Tough to pick a fave. I love them all. My 1980 Baby Beluga album contains both the title song (now a classic, I’m told) and “All I Really Need,” which I’m very fond of. My 1985 song, “Like Me and You,” is about the universality of the child, and the 1994 Bananaphone CD features both the zany title song and also “First Peoples,” a song about the indigenous cultures of our world. Then there’s “Let’s Play” and…uh oh…don’t get me goin’!
Your newest release, “On Hockey Days,” will launch on iTunes on March 26 (April 3 in USA). What inspired you to sing about Hockey?
In recent years, I’ve become a “global troubadour” who writes and sings of global themes, world events, and leading world figures. My songs have included celebrations of Nelson Mandela, Jane Goodall, cultural historian Riane Eisler, eco-industrialist Ray Anderson, Jack Layton, and have touched on themes as diverse as peace in the Middle East, the importance of early years, social justice, economics, and much more.

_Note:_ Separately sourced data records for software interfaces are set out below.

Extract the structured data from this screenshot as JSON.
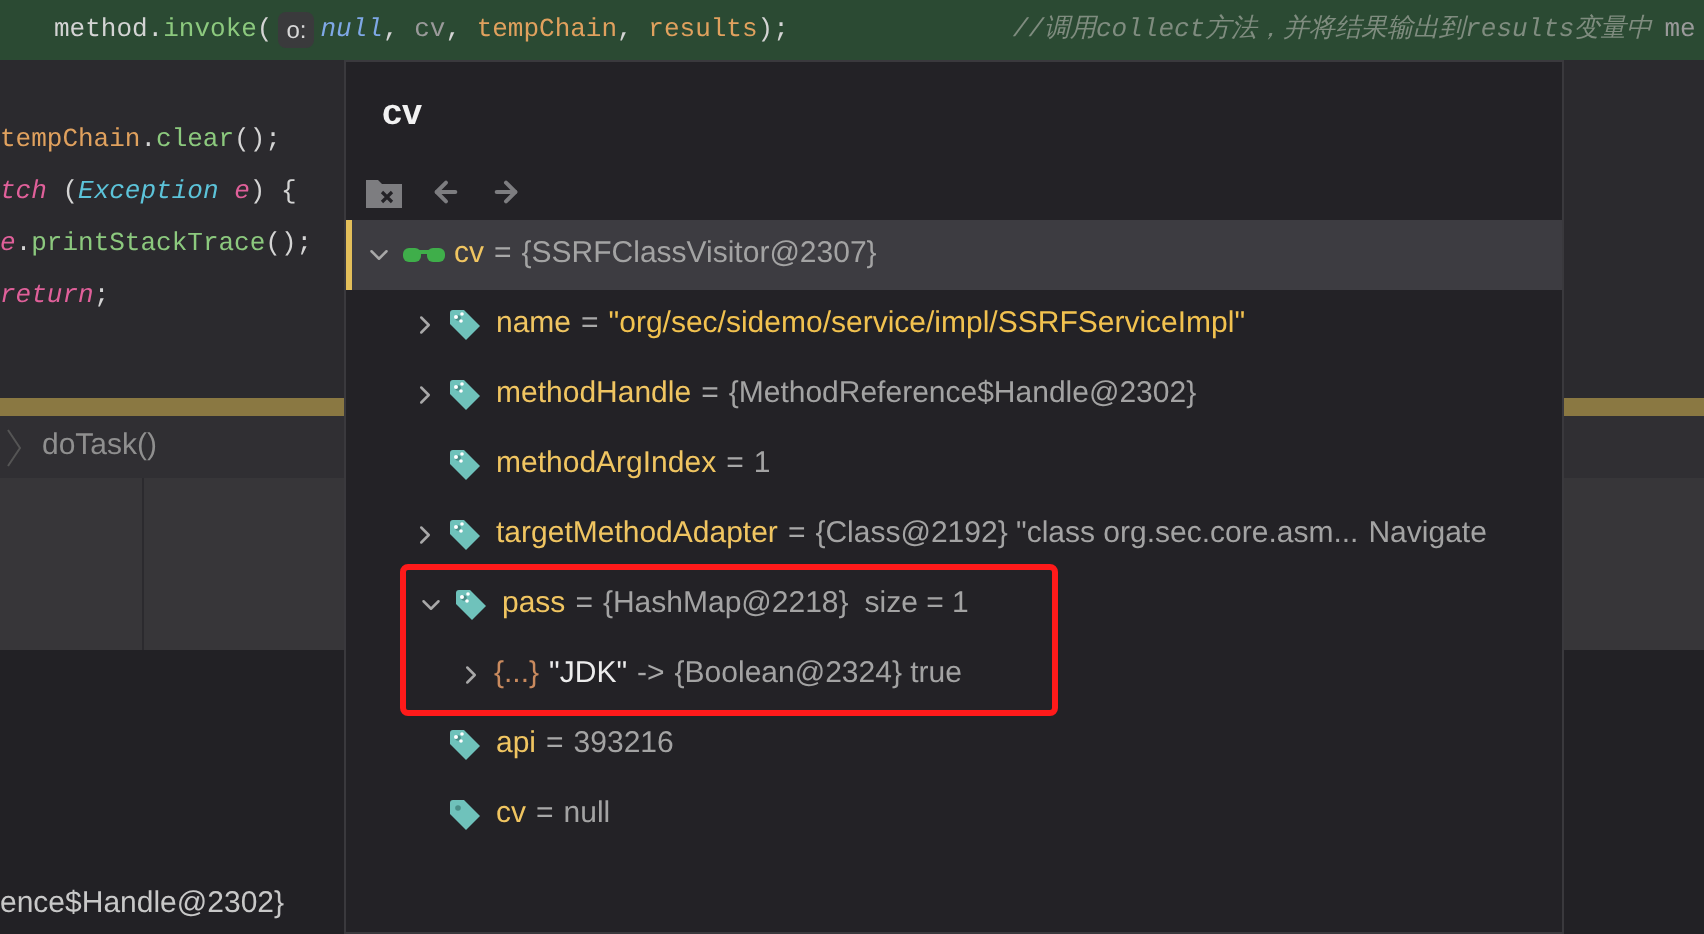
{
  "editor": {
    "lines": [
      {
        "current": true,
        "segments": [
          {
            "kind": "code",
            "tokens": [
              {
                "text": "method.",
                "kind": "plain"
              },
              {
                "text": "invoke",
                "kind": "method"
              },
              {
                "text": "(",
                "kind": "plain"
              }
            ]
          },
          {
            "kind": "hint",
            "text": "o:"
          },
          {
            "kind": "code",
            "tokens": [
              {
                "text": "null",
                "kind": "literal"
              },
              {
                "text": ",",
                "kind": "plain"
              },
              {
                "text": "cv",
                "kind": "dim"
              },
              {
                "text": ",",
                "kind": "plain"
              },
              {
                "text": "tempChain",
                "kind": "field"
              },
              {
                "text": ",",
                "kind": "plain"
              },
              {
                "text": "results",
                "kind": "field"
              },
              {
                "text": ");",
                "kind": "plain"
              }
            ]
          },
          {
            "kind": "comment",
            "text": "//调用collect方法，并将结果输出到results变量中"
          },
          {
            "kind": "code",
            "tokens": [
              {
                "text": "me",
                "kind": "dim"
              }
            ]
          }
        ]
      },
      {
        "current": false,
        "segments": [
          {
            "kind": "code",
            "tokens": [
              {
                "text": "tempChain",
                "kind": "field"
              },
              {
                "text": ".",
                "kind": "plain"
              },
              {
                "text": "clear",
                "kind": "method"
              },
              {
                "text": "();",
                "kind": "plain"
              }
            ]
          }
        ]
      },
      {
        "current": false,
        "segments": [
          {
            "kind": "code",
            "tokens": [
              {
                "text": "tch",
                "kind": "keyword"
              },
              {
                "text": "(",
                "kind": "plain"
              },
              {
                "text": "Exception",
                "kind": "type"
              },
              {
                "text": "e",
                "kind": "keyword"
              },
              {
                "text": ")",
                "kind": "plain"
              },
              {
                "text": "{",
                "kind": "plain"
              }
            ]
          }
        ]
      },
      {
        "current": false,
        "segments": [
          {
            "kind": "code",
            "tokens": [
              {
                "text": "e",
                "kind": "keyword"
              },
              {
                "text": ".",
                "kind": "plain"
              },
              {
                "text": "printStackTrace",
                "kind": "method"
              },
              {
                "text": "();",
                "kind": "plain"
              }
            ]
          }
        ]
      },
      {
        "current": false,
        "segments": [
          {
            "kind": "code",
            "tokens": [
              {
                "text": "return",
                "kind": "keyword"
              },
              {
                "text": ";",
                "kind": "plain"
              }
            ]
          }
        ]
      }
    ]
  },
  "breadcrumb": {
    "label": "doTask()"
  },
  "variables_value": "ence$Handle@2302}",
  "popup": {
    "title": "cv",
    "tree": {
      "kind": "watch",
      "name": "cv",
      "operator": "=",
      "value": "{SSRFClassVisitor@2307}",
      "expanded": true,
      "selected": true,
      "children": [
        {
          "kind": "string-field",
          "final": true,
          "name": "name",
          "operator": "=",
          "value": "\"org/sec/sidemo/service/impl/SSRFServiceImpl\"",
          "expanded": false,
          "selected": false
        },
        {
          "kind": "field",
          "final": true,
          "name": "methodHandle",
          "operator": "=",
          "value": "{MethodReference$Handle@2302}",
          "expanded": false,
          "selected": false
        },
        {
          "kind": "field",
          "final": true,
          "name": "methodArgIndex",
          "operator": "=",
          "value": "1",
          "selected": false
        },
        {
          "kind": "field",
          "final": true,
          "name": "targetMethodAdapter",
          "operator": "=",
          "value": "{Class@2192} \"class org.sec.core.asm...",
          "link": "Navigate",
          "expanded": false,
          "selected": false
        },
        {
          "kind": "field",
          "final": true,
          "name": "pass",
          "operator": "=",
          "value": "{HashMap@2218}",
          "extra": "size = 1",
          "expanded": true,
          "selected": false,
          "highlighted": true,
          "children": [
            {
              "kind": "entry",
              "badge": "{...}",
              "name": "\"JDK\"",
              "operator": "->",
              "value": "{Boolean@2324} true",
              "expanded": false,
              "selected": false
            }
          ]
        },
        {
          "kind": "field",
          "final": true,
          "name": "api",
          "operator": "=",
          "value": "393216",
          "selected": false
        },
        {
          "kind": "field",
          "final": false,
          "name": "cv",
          "operator": "=",
          "value": "null",
          "selected": false
        }
      ]
    }
  }
}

“On Hockey Days” is a love song for the game loved by millions of young and old. It expresses the spirit of amateur hockey-a catchy tune that links fun, fair play and respect. Who knows? It may become my new most popular song! And proceeds from the sale of the song on iTunes will benefit the Centre For Child Honouring. So, it’s a big win-win all around.
Finally, any Canadian concerts forecasted this summer/fall?
No concerts planned. I will be mostly on holiday this summer.
In the wake of the abduction (and murder) of grade 3 student Tori Stafford and just as a new documentary "Bully" is set to release to movie theatres, it is now timelier than ever to talk street and bully-proofing with your kids.
I am no expert.
However, I am a parent. And these are my casual-dinner-party-conversation-strategies to keep kids safe.
Kids don't open the door. Not to a delivery man. Not to the newspaper lady. Grown-ups answer the door.
Kids don't talk to strangers. You don't take candy. You don't help anyone look for a lost dog. You don't go to a car because they are giving away an ipad.
Kids don't walk alone. You can walk in front, behind, over to the side, heck even backwards if you want...but not alone.
Kids know who picks them up. When I was soon-to-give-birth, we told the kids who was approved to pick them up from school and/or activities. #1 parent. #2 grandparent. #3 our trusted friend. No one else. Even if you think you know them.
You can always talk to me. Don't be afraid. Or embarassed.
Intimidation isn't cool. No one should make you fearful whether at school, on a team or in an activity. Talk to the person in charge. And then talk to me.
Don't be a fan of a bully. Don't cheer a bully on. Have the courage to help the victim by finding a grown up to step in.
Your body—your space. No one (adult or child) should touch your private parts. No one should physically harm you.
My daughter keeps telling me that all her friends have Facebook accounts and that she wants one too.
I researched: What is the minimum age requirement for Facebook?
Answer: 13 years old.
I think one of the best strategies for a parent to keep their kids safe is to be informed. Do your research. Keep in-the-know of what's going on at school and in the 'hood. Watch for behaviour changes in your children (a sign something is night right). Talk to your kids.
And be your child's best advocate. Always.